There is no by-the-book way to put together a perfect restaurant experience. Partly, because every restaurant is unique. From the food you serve to the ambiance you create. This means there is no singular "right" way to light your restaurant. But there are definitely some best practices that every restaurant should consider when planning, maintaining, or improving their facility.
As commercial lighting experts, today we're here to share some of those best practices to ensure that you have comfortable guests, efficient staff, and a safe facility.
Kitchen - Clear Illumination
The best place to start with kitchen lighting is the FDA regulations. Which mostly state that your staff need to be able to clearly see the food and surfaces they are working with. This ensures high-quality preparation and no mistakes that could result in illness or allergic reactions. However, there's also your staff's comfort to consider.
Glaring fluorescents, for example, have been proven to cause eyestrain and headaches no matter how clearly they illuminate the work space. Not to mention energy-inefficiency.
Your kitchen lights should be bright, in the cooler range of colors for visual clarity, and provide diffuse illumination rather than glaring or buzzing bulbs. LEDs behind a frosted cover are the standard way to achieve this today.

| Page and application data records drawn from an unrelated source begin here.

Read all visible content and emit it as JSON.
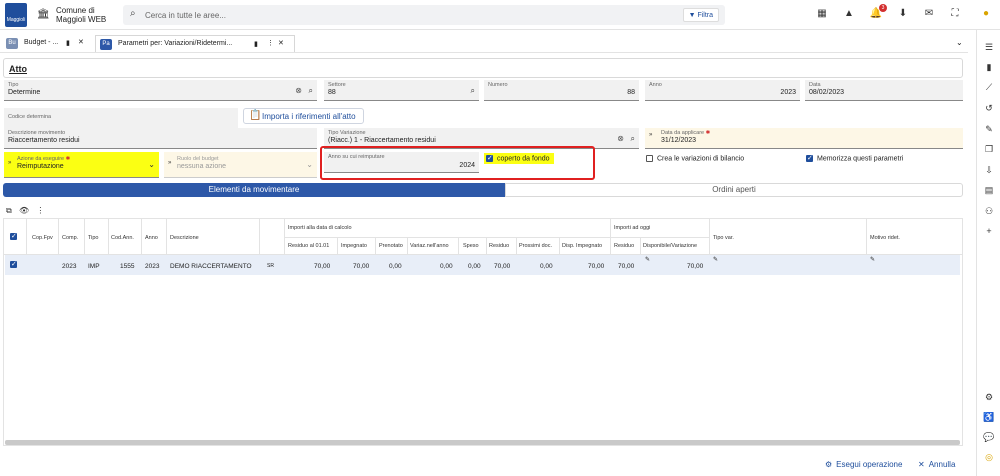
{
  "header": {
    "logo_text": "Maggioli",
    "org_line1": "Comune di",
    "org_line2": "Maggioli WEB",
    "search_placeholder": "Cerca in tutte le aree...",
    "filter_label": "Filtra",
    "notification_count": "3"
  },
  "tabs": [
    {
      "label": "Budget - ...",
      "icon_text": "Bu"
    },
    {
      "label": "Parametri per: Variazioni/Ridetermi...",
      "icon_text": "Pa"
    }
  ],
  "atto": {
    "section_title": "Atto",
    "tipo_label": "Tipo",
    "tipo_value": "Determine",
    "settore_label": "Settore",
    "settore_value": "88",
    "numero_label": "Numero",
    "numero_value": "88",
    "anno_label": "Anno",
    "anno_value": "2023",
    "data_label": "Data",
    "data_value": "08/02/2023",
    "codice_label": "Codice determina",
    "import_button": "Importa i riferimenti all'atto"
  },
  "movimento": {
    "descrizione_label": "Descrizione movimento",
    "descrizione_value": "Riaccertamento residui",
    "tipo_variazione_label": "Tipo Variazione",
    "tipo_variazione_value": "(Riacc.) 1 - Riaccertamento residui",
    "data_applicare_label": "Data da applicare",
    "data_applicare_value": "31/12/2023",
    "azione_label": "Azione da eseguire",
    "azione_value": "Reimputazione",
    "ruolo_label": "Ruolo del budget",
    "ruolo_value": "nessuna azione",
    "anno_reimputare_label": "Anno su cui reimputare",
    "anno_reimputare_value": "2024",
    "coperto_label": "coperto da fondo",
    "crea_label": "Crea le variazioni di bilancio",
    "memorizza_label": "Memorizza questi parametri"
  },
  "subtabs": [
    "Elementi da movimentare",
    "Ordini aperti"
  ],
  "grid": {
    "group_calcolo": "Importi alla data di calcolo",
    "group_oggi": "Importi ad oggi",
    "headers": [
      "Cop.Fpv",
      "Comp.",
      "Tipo",
      "Cod.Ann.",
      "Anno",
      "Descrizione",
      "Residuo al 01.01",
      "Impegnato",
      "Prenotato",
      "Variaz.nell'anno",
      "Speso",
      "Residuo",
      "Prossimi doc.",
      "Disp. Impegnato",
      "Residuo",
      "Disponibile/Variazione",
      "Tipo var.",
      "Motivo ridet."
    ],
    "row": [
      "",
      "2023",
      "IMP",
      "1555",
      "2023",
      "DEMO RIACCERTAMENTO",
      "70,00",
      "70,00",
      "0,00",
      "0,00",
      "0,00",
      "70,00",
      "0,00",
      "70,00",
      "70,00",
      "70,00",
      "",
      ""
    ]
  },
  "footer": {
    "execute_label": "Esegui operazione",
    "cancel_label": "Annulla"
  }
}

Walk-In Coolers - Sealed Temperature-Resistant Fixtures
Of course, your walk-in coolers also need to be clearly lit so that staff can find what they need, read labels, and clean thoroughly. But the walk-in has different safety and efficiency requirements.
Walk-in lighting, naturally, needs to be temperature-resistant. This ensures that it will not take damage whether the walk-in is used as a large fridge or freezer. LEDs are incredibly temperature-resistant, as they do not require a burning filament or gas-filled tubes.
But your walk-in lighting also needs to be mold-resistant, as there is often excess moisture inside of coolers. And the warmer air inside the light fixture is a perfect incubation space for mold. The best way to ensure mold-free lighting is to make sure your walk-in light fixtures are sealed and air-tight.
Dining Room - Gentle Diffuse Illumination
Every restaurant lights their dining room(s) differently. After all, this is part of the ambiance and unique restaurant experience that you work hard to create. Whether you have hanging amber-glass lamps in the style of old moodily lit pubs, a collection of mismatched cheery chandeliers, or ceiling strip-lights, you can still refine your lighting choices inside your decorating style.
Mainly, you want to think about guest eye comfort. Every bulb is an opportunity to accidentally catch someone in the eye and decrease their meal enjoyment. So like your kitchen, you want to think about bulbs and shades that offer gentle, diffuse illumination instead of bringing pin-pricks of lights or glaring fluorescents.
Parking Lot - Bright and Complete Coverage
Then there's your parking lot. Many restaurants neglect parking lot lighting, but this is a vital part of your building security. A dark parking lot is easy to lurk in and vandals or car thieves may find your parking lot the perfect opportunity to prey on your facility or customers.
Fortunately, the key to discouraging vandals (and making your parking lot safer to walk and drive for guests) is bright illumination with complete coverage of the entire lot. If you have a small parking lot, you can do this with lights mounted on the building itself.
LEDs are the brightest low-energy option and their temperature resistance makes outdoor use quite practical. If your parking lot is larger, consider a light pole or three to make sure every corner of the lot is lurker-free.
Staff Room - Whatever You Want
Finally, there's your staff room. Most restaurants have at least a small area where staff take their breaks and keep their personal items. This is the one area of your restaurant that you can light however you want.
Or more to the point, anyway that helps your staff to relax. Some places may light the staff room moodily with lamps to create a dim, relaxing space. Others light it brightly so that staff can see what they're doing during break-time.
Just make sure that your break room lighting really is relaxing, meaning no glaring, buzzing, or blinding bulbs. This will help your staff to truly relax when they're on break and come back more refreshed than they would be otherwise. Talk to your staff about how they want the staff areas to be lit.
How you light your restaurant is a unique choice that every restaurateur makes on their own. But that doesn't mean you have to make plans without a map. Here at MultiSite LED, we know commercial lighting inside and out. Contact us today for a consultation on how to best upgrade or plan your restaurant lighting design.